Of course, that’s part of the problem. Without the lovely distraction of competition, without the glint of gold medals blinding everyone to anything else, it’s been all too easy to focus on the quirks and problems and “only in Russia”–style moments that have so far defined these Olympic Games. Once the skiing and sliding and skating begin, I suspect much of the whining will cease. The never-ending matrix of races and events doesn’t allow for much time to use those showers, anyway. Already everyone’s gotten distracted by Shaun White quitting slopestyle. It begins.
The athletes seem to be taking their own three-twin-beds-to-a-dorm-room setup in stride; Sidney Crosby pointed out it was the same deal in Vancouver. I went for a walk around the Olympic Park yesterday, and the venues were beautiful, the mood was festive, and the Dutch speedskaters cruising around on bright orange bicycles were a delight. You could hear the music of the opening-ceremony dress rehearsal echoing around the facilities. Up in the sky, a surveillance blimp took everything in, and I imagine the view was tremendous.
Sportswriters are notorious for our incessant travel complaints, but these aren’t exactly your run-of-the-mill flight delays. Some things, like the tiles of fresh sod still being unrolled over dusty grounds, are the sort of last-minute scrambles that take place before just about every Olympics. (The tried-and-true Olympic hype cycle always begins with “OMG they’re not ready!” and ends with “OMG the athlete village has run out of condoms!”) These are nonstories. Others, like the toilet paper flushing situation, can go either way: Sure, that’s how things work in many parts of the world, as seasoned travelers know. Yet this is the most expensive Olympic Games in history; none of that $51 billion went to more advanced plumbing?
But something like toxic sludge filling washbasins is another story entirely. As is a maintenance crew kicking down someone’s locked door to install a cable box. It’s a funny image that ties in to a lot of the preconceived notions North Americans have about this place and these people — in Soviet Russia, cable installs you, or whatever — but you wonder what kind of gun the workers, who have already reportedly endured abysmal conditions, must have been under to resort to putting boot to door.
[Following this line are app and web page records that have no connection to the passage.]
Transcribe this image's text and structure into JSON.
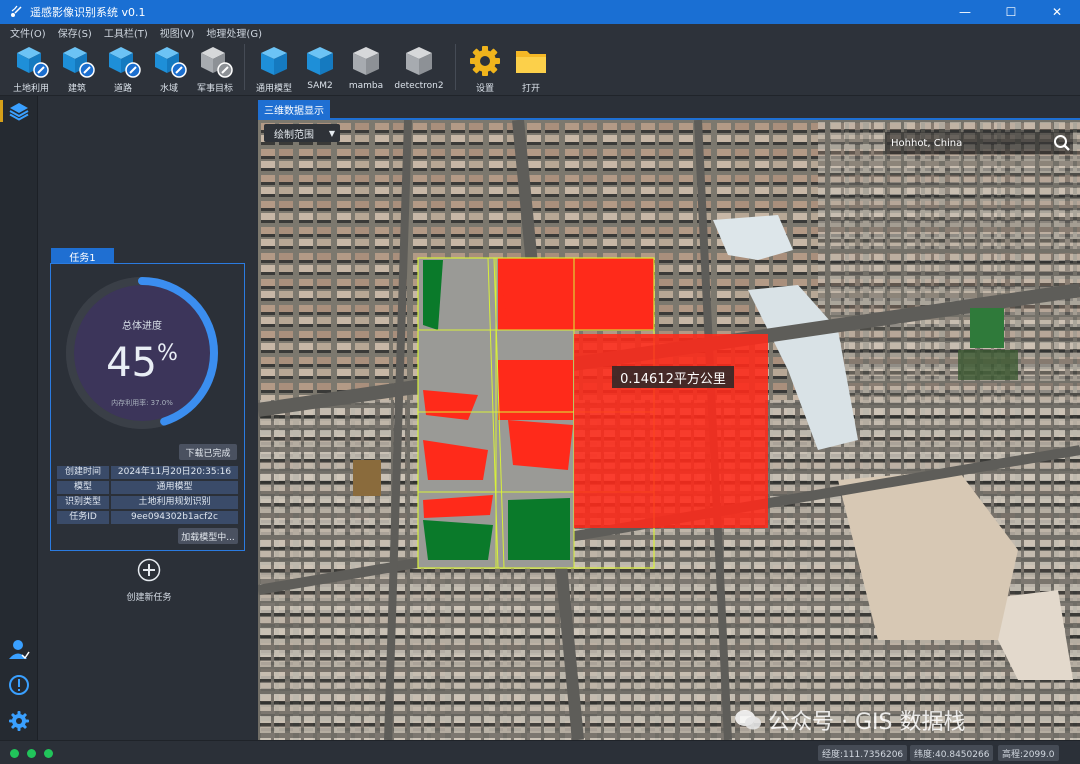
{
  "window": {
    "title": "遥感影像识别系统 v0.1",
    "minimize": "—",
    "maximize": "☐",
    "close": "✕"
  },
  "menu": [
    "文件(O)",
    "保存(S)",
    "工具栏(T)",
    "视图(V)",
    "地理处理(G)"
  ],
  "toolbar": {
    "tools": [
      {
        "label": "土地利用",
        "icon": "cube-edit-icon",
        "color": "#2aa0e8"
      },
      {
        "label": "建筑",
        "icon": "cube-edit-icon",
        "color": "#2aa0e8"
      },
      {
        "label": "道路",
        "icon": "cube-edit-icon",
        "color": "#2aa0e8"
      },
      {
        "label": "水域",
        "icon": "cube-edit-icon",
        "color": "#2aa0e8"
      },
      {
        "label": "军事目标",
        "icon": "cube-edit-icon",
        "color": "#9aa0a6"
      }
    ],
    "models": [
      {
        "label": "通用模型",
        "color": "#2aa0e8"
      },
      {
        "label": "SAM2",
        "color": "#2aa0e8"
      },
      {
        "label": "mamba",
        "color": "#9aa0a6"
      },
      {
        "label": "detectron2",
        "color": "#9aa0a6"
      }
    ],
    "settings_label": "设置",
    "open_label": "打开"
  },
  "task": {
    "tab_label": "任务1",
    "progress_title": "总体进度",
    "progress_value": "45",
    "progress_unit": "%",
    "progress_fraction": 0.45,
    "memory_label": "内存利用率: 37.0%",
    "download_label": "下载已完成",
    "info": [
      {
        "key": "创建时间",
        "value": "2024年11月20日20:35:16"
      },
      {
        "key": "模型",
        "value": "通用模型"
      },
      {
        "key": "识别类型",
        "value": "土地利用规划识别"
      },
      {
        "key": "任务ID",
        "value": "9ee094302b1acf2c"
      }
    ],
    "load_label": "加载模型中...",
    "new_task_label": "创建新任务"
  },
  "map": {
    "tab_label": "三维数据显示",
    "draw_select": "绘制范围",
    "search_value": "Hohhot, China",
    "area_label": "0.14612平方公里",
    "watermark": "公众号 · GIS 数据栈"
  },
  "status": {
    "lon": "经度:111.7356206",
    "lat": "纬度:40.8450266",
    "alt": "高程:2099.0"
  },
  "colors": {
    "accent": "#1f6fd2",
    "ring": "#3b8ef0",
    "segment_red": "#ff2a1a",
    "segment_green": "#0a7a2a",
    "grid_yellow": "#d8f03a"
  }
}
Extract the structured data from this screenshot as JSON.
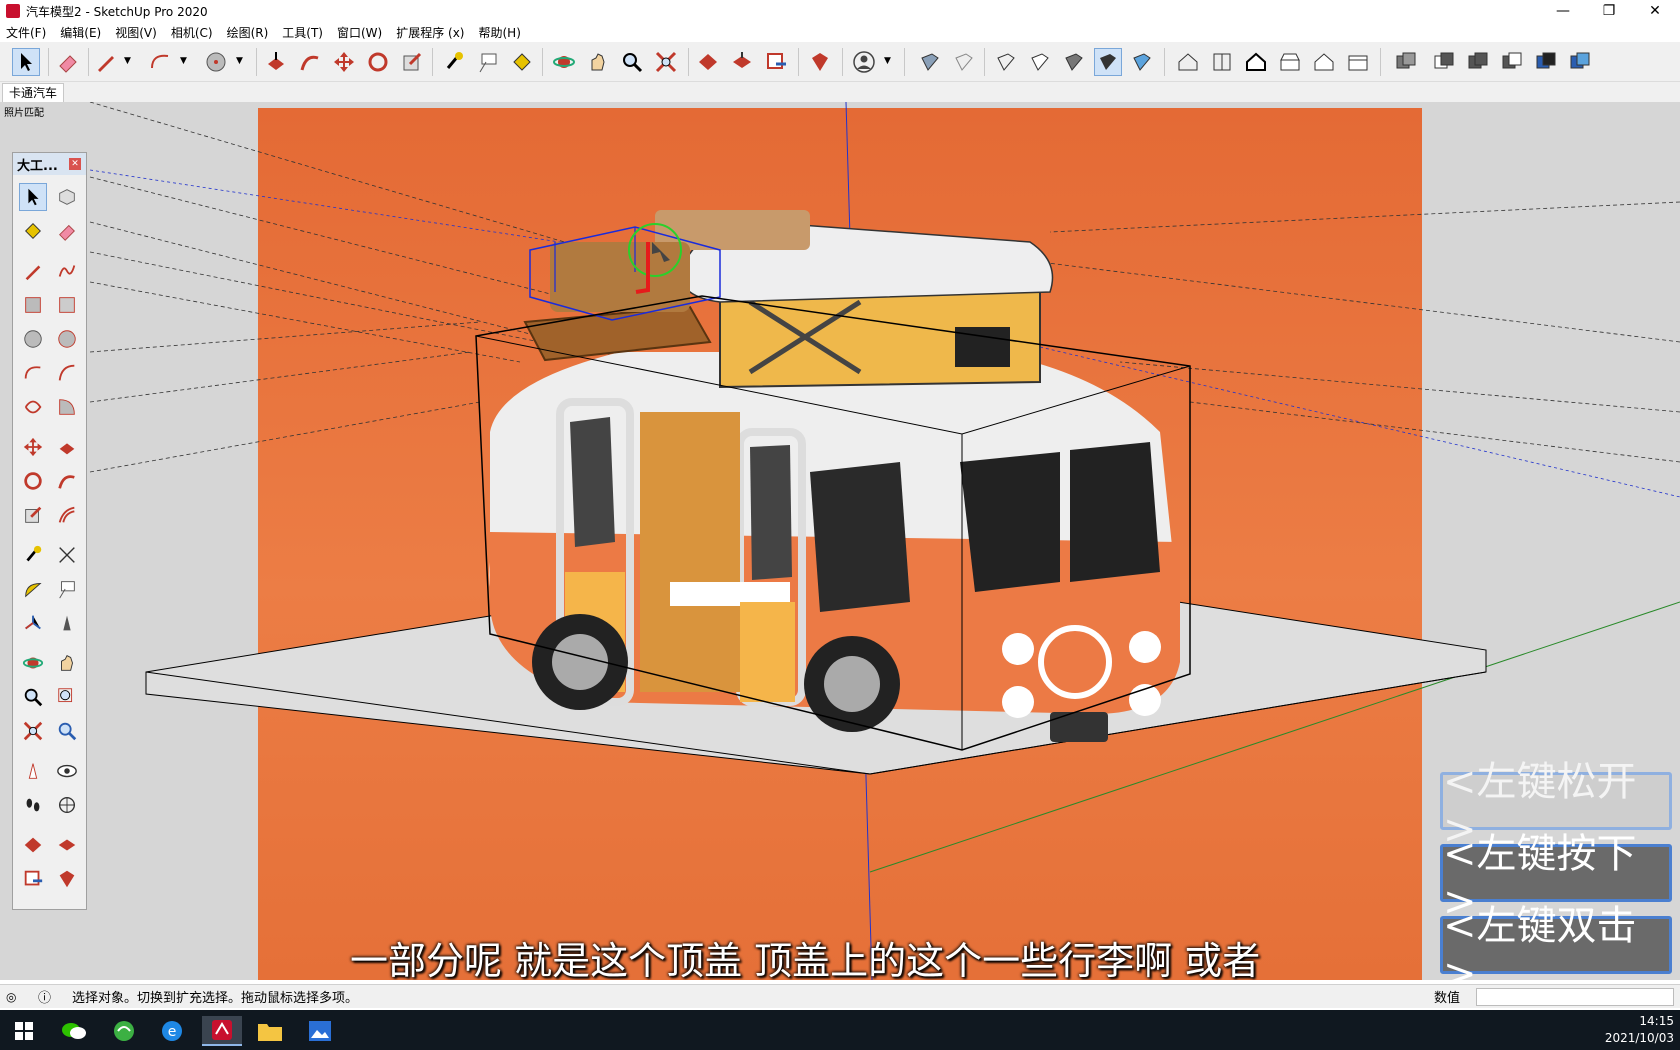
{
  "window": {
    "title": "汽车模型2 - SketchUp Pro 2020"
  },
  "menu": [
    "文件(F)",
    "编辑(E)",
    "视图(V)",
    "相机(C)",
    "绘图(R)",
    "工具(T)",
    "窗口(W)",
    "扩展程序 (x)",
    "帮助(H)"
  ],
  "scene_tab": "卡通汽车",
  "viewport": {
    "match_photo_label": "照片匹配"
  },
  "palette": {
    "title": "大工..."
  },
  "subtitle": "一部分呢 就是这个顶盖 顶盖上的这个一些行李啊 或者",
  "mouse_overlay": {
    "release": "<左键松开>",
    "press": "<左键按下>",
    "double": "<左键双击>"
  },
  "status": {
    "text": "选择对象。切换到扩充选择。拖动鼠标选择多项。",
    "vcb_label": "数值"
  },
  "clock": {
    "time": "14:15",
    "date": "2021/10/03"
  },
  "colors": {
    "accent": "#4a7fd0",
    "photo_bg": "#e46a35",
    "taskbar": "#101820"
  }
}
When I got back to my hotel complex last night, I saw another door that shouldn’t have been left open, this one leading down to the cellar. I went down for a peek. As basements of hastily fabricated media housing complexes in corruption-plagued countries go, I imagine, it was not out of the ordinary: low, dripping ceilings; cords and cables slung inches away from dank puddles; workers’ belongings and equipment; a random Castaway-style handprint on a wall. Standard stuff. Then I came upon a small, poignant sculpture crafted out of tinfoil and propped up on a pipe. It was a hand, giving the middle finger. Whether the sentiment was directed at Russian President Vladimir Putin, or at some asshole foreman, or at me, I can’t say.
Even outside the provincial confines of media housing, the headlines have gotten increasingly bizarre. Chuck Schumer is apparently harassing the Russian ambassador about a blocked shipment of Chobani yogurt. Earlier this week, Putin visited a “Persian leopard sanctuary” not far from where the Games will be held. He posed with a baby leopard on his lap. “We made friends,” he said. Then the animal lashed out at a few reporters on the scene, scratching one on the hand and biting one on the knee. It seemed fitting.